The primary purpose of “Psychedelic Modernism: Literature, Audio, and Films” is to trace the development of ideas and perspectives from the writing and private ambitions of 20th-century modernist writers, including Aldous Huxley. The purpose of the book is to offer a rough chronology during which ideas were first given a literary imagination, then transposed onto discussions of science and psychology, and then theoretically democratized to bring fruit to a relatively de-centered process where images, text, and interviews could re-conceptualize the modern Being from an admixture of modernist, historical, and pop roots that could express a greater moment in the human action. The work includes discussions from scientists such as Swiss chemist Albert Hoffman, rock stars such as Jerry Garcia, and unconfirmed mystics such as Carlos Castaneda. The primary focus of this work isn’t literature per se, but the literary imagination as it may correspond to greater, wider, and more impactive goals than the writing of 20th-century fiction. While there is some outreach that favors de-centered models such as the Beat Generation, the author’s primary purpose is to assemble an anthology covering the study and quests for knowledge from as many sides as could power the relative 1960s countercultural movement.
$55 £44 €51

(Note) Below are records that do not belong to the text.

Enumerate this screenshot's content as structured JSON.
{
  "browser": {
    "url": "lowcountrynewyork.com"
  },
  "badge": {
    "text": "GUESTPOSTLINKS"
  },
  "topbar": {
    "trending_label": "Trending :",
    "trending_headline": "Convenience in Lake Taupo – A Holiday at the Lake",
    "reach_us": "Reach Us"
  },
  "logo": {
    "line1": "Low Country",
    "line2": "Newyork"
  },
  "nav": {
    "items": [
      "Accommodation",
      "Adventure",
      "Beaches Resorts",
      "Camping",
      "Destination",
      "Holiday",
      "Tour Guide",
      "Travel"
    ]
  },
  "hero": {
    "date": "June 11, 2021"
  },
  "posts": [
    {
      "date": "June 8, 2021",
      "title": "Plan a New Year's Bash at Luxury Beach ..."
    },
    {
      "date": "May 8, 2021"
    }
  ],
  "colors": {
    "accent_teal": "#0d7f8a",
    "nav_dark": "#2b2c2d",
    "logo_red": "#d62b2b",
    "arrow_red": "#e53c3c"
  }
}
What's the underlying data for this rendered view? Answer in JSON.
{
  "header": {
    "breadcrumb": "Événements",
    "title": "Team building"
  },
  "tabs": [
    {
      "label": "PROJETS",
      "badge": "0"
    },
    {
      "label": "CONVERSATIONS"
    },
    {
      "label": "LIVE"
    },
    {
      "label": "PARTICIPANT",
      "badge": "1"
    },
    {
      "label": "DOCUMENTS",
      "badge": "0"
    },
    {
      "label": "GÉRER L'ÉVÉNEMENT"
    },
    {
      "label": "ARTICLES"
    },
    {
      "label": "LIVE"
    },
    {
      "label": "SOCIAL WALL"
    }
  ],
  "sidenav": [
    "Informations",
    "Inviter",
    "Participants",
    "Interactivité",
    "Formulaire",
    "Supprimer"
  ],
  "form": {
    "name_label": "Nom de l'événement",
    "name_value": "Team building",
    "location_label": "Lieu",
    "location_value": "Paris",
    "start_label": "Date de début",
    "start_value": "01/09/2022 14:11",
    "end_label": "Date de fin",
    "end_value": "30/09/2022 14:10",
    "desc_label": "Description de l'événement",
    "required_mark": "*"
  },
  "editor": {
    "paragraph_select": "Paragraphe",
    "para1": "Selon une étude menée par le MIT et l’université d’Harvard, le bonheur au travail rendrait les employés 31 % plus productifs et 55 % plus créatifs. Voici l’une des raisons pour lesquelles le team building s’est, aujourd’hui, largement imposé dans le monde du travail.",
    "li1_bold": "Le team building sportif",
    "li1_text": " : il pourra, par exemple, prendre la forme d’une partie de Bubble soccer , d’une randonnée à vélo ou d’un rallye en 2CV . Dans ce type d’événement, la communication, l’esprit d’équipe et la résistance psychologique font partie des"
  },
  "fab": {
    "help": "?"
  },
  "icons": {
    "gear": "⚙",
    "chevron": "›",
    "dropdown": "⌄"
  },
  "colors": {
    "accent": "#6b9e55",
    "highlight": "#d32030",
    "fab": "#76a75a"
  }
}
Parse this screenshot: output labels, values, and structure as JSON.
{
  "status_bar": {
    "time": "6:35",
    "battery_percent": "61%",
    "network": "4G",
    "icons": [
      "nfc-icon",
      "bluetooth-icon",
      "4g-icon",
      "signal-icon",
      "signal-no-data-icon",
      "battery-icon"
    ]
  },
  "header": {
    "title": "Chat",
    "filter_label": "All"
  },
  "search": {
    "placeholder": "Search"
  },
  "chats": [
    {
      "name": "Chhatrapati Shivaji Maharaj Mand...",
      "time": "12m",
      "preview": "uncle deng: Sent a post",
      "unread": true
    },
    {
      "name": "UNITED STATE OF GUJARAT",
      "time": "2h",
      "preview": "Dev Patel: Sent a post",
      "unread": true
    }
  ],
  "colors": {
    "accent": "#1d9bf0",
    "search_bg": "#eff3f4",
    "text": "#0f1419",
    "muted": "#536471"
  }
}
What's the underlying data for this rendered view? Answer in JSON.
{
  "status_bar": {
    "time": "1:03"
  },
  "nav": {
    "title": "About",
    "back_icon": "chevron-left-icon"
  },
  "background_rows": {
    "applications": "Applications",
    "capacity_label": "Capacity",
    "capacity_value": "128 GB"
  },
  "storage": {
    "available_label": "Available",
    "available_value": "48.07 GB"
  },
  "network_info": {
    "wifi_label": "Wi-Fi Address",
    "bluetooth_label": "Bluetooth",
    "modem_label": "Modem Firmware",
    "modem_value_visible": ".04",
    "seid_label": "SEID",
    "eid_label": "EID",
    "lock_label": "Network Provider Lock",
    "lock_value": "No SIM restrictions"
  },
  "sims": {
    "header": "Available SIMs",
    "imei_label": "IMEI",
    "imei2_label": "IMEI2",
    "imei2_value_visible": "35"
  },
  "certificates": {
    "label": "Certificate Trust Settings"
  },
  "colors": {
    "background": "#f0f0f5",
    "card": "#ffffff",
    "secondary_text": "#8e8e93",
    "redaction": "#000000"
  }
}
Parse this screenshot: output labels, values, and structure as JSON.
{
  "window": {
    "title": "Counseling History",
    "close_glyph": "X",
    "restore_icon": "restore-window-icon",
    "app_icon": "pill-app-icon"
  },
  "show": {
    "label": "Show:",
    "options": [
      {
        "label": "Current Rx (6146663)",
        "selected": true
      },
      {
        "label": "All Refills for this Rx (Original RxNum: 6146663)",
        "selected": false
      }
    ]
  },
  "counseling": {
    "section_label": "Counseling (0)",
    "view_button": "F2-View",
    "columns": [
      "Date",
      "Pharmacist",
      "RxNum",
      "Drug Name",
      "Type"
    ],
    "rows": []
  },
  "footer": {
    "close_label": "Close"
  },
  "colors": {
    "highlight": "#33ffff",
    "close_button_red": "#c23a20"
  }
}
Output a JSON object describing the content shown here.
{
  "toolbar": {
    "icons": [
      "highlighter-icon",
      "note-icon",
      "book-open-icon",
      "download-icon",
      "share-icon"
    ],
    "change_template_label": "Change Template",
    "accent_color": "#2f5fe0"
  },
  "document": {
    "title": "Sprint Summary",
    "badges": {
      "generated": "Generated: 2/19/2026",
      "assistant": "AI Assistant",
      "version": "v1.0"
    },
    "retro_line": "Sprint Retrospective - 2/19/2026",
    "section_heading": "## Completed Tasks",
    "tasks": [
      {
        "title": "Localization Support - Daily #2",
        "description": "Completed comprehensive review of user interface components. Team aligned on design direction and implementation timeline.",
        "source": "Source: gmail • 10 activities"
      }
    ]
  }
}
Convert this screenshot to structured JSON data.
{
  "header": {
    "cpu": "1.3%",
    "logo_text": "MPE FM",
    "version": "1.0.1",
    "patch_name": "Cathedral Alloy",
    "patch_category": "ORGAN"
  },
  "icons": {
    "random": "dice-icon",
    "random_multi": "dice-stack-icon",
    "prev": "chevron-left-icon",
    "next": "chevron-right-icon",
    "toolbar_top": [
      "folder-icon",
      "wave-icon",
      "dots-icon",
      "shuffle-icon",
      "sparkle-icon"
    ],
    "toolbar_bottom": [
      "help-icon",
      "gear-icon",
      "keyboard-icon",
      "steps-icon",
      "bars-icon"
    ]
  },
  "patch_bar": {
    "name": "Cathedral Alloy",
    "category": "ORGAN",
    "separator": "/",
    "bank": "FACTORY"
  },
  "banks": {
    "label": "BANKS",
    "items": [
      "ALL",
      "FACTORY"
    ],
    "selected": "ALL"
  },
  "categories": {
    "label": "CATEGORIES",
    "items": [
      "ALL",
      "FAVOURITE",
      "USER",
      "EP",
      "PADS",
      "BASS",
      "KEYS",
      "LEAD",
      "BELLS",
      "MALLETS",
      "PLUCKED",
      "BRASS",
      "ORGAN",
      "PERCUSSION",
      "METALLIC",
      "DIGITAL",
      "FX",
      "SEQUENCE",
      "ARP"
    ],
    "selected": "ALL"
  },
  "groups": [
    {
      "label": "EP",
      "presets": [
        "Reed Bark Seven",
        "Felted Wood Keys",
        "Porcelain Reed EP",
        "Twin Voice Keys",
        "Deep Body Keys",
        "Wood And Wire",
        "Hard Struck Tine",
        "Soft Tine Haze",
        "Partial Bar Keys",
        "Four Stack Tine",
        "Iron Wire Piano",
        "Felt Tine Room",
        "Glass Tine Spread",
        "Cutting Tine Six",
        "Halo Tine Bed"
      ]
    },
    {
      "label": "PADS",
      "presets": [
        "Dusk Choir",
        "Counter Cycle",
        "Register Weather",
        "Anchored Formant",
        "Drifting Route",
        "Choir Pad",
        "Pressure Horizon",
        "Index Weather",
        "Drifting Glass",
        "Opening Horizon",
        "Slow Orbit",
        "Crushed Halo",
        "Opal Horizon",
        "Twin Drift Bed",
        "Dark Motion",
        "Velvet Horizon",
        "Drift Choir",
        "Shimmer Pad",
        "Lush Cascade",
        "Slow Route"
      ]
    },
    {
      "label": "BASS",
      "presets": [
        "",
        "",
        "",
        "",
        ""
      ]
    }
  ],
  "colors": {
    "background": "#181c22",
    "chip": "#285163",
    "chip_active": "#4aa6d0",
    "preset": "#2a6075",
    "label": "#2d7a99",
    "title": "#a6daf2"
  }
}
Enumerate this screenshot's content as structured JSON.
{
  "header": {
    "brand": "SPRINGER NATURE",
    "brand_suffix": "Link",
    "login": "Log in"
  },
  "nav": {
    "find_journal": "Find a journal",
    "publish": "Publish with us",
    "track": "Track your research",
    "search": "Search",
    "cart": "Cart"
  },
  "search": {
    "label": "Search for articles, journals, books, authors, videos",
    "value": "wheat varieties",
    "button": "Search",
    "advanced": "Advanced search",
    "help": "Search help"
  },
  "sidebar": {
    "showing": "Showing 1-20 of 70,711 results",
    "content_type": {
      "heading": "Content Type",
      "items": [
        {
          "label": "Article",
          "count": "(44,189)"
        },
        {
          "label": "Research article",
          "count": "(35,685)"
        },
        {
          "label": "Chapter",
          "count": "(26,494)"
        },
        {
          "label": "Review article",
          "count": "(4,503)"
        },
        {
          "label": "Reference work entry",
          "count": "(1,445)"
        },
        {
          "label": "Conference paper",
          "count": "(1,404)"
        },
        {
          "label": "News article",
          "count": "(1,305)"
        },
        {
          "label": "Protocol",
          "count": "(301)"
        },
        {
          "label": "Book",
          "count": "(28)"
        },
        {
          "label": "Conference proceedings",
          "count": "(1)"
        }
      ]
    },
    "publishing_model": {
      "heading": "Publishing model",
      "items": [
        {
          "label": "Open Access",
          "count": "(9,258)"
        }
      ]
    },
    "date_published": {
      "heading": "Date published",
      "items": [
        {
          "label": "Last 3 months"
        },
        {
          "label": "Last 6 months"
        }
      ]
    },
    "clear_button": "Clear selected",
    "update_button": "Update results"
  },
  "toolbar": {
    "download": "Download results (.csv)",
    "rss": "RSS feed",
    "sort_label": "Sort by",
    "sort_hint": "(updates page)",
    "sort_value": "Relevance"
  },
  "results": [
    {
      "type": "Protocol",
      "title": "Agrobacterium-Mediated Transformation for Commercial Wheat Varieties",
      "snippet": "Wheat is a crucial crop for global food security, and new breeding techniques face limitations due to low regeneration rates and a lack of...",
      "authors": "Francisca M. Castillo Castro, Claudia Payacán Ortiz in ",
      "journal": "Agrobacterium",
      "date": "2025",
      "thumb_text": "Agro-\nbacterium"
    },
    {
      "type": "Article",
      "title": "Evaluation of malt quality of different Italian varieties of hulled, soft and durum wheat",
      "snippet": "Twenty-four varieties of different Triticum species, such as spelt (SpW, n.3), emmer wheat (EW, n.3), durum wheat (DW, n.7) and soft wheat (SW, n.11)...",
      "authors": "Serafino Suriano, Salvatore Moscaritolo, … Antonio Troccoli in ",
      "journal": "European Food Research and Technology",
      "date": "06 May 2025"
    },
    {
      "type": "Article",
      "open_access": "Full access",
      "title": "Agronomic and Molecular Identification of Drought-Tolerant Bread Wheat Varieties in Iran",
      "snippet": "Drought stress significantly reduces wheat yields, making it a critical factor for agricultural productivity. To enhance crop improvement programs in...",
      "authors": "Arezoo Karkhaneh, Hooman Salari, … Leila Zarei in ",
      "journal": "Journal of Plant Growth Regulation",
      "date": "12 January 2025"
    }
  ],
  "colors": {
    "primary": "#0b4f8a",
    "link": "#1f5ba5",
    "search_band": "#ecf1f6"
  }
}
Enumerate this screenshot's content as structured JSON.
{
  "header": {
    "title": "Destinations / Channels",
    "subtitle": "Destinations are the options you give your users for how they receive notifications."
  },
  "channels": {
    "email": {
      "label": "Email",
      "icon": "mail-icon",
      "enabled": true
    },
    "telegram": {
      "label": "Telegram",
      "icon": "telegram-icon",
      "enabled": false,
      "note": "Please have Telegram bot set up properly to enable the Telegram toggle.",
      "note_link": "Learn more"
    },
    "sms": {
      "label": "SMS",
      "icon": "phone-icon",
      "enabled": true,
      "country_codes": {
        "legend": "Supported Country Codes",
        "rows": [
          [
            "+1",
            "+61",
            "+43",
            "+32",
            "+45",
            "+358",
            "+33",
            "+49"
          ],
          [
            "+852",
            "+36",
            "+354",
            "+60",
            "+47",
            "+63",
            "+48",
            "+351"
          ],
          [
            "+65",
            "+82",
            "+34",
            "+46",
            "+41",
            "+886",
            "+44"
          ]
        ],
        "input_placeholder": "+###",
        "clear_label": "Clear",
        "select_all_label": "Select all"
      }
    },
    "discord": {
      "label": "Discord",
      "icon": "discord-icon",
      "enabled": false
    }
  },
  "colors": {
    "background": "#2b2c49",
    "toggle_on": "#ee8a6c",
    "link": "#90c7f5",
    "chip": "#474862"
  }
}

Why do we act the way we do? Why do we assume that our community's way of being and behaving is the right, good and common sense way? Why can't we come to understand those who act, feel and are different? Why don't we feel understood and accepted in the majority social group? These are some of the questions raised and answered in this book. A book that continues the same project as ‘Forms of Life and Subjectivity: Rethinking Sartre’s Philosophy’ (2021). With this ontology, I am conscious of making a turn or joining this contemporary turn from the centrality of language to action as an expression of our being. I construct this ontology from the phenomenological tradition but with the innovation of taking the “form of life” as the central ontological unit. We are our form of life, but as a transcendental-immanent reality, this is not directly equivalent to culture or society, but to the realisation in the world of an image of the human being shared by a given community. This overcomes the Sartrean dualities of individual and society, consciousness and body, facticity and freedom. The subject is a subject because he identifies with this image of the human being, which is equivalent to the intersubjective consciousness of how one should act and be in the world. This gives rise to multiple forms of life, which I also catalogue and study in their network of relations. Thus, in this attempt to show how the form of life is the fundamental unit that explains individual as well as social and international relations, I devote the second part of the book to a detailed study of the use of language as propaganda to reaffirm and reinforce the will to be, which is the power to impose onto oneself and then onto others the image of the human being we identify with.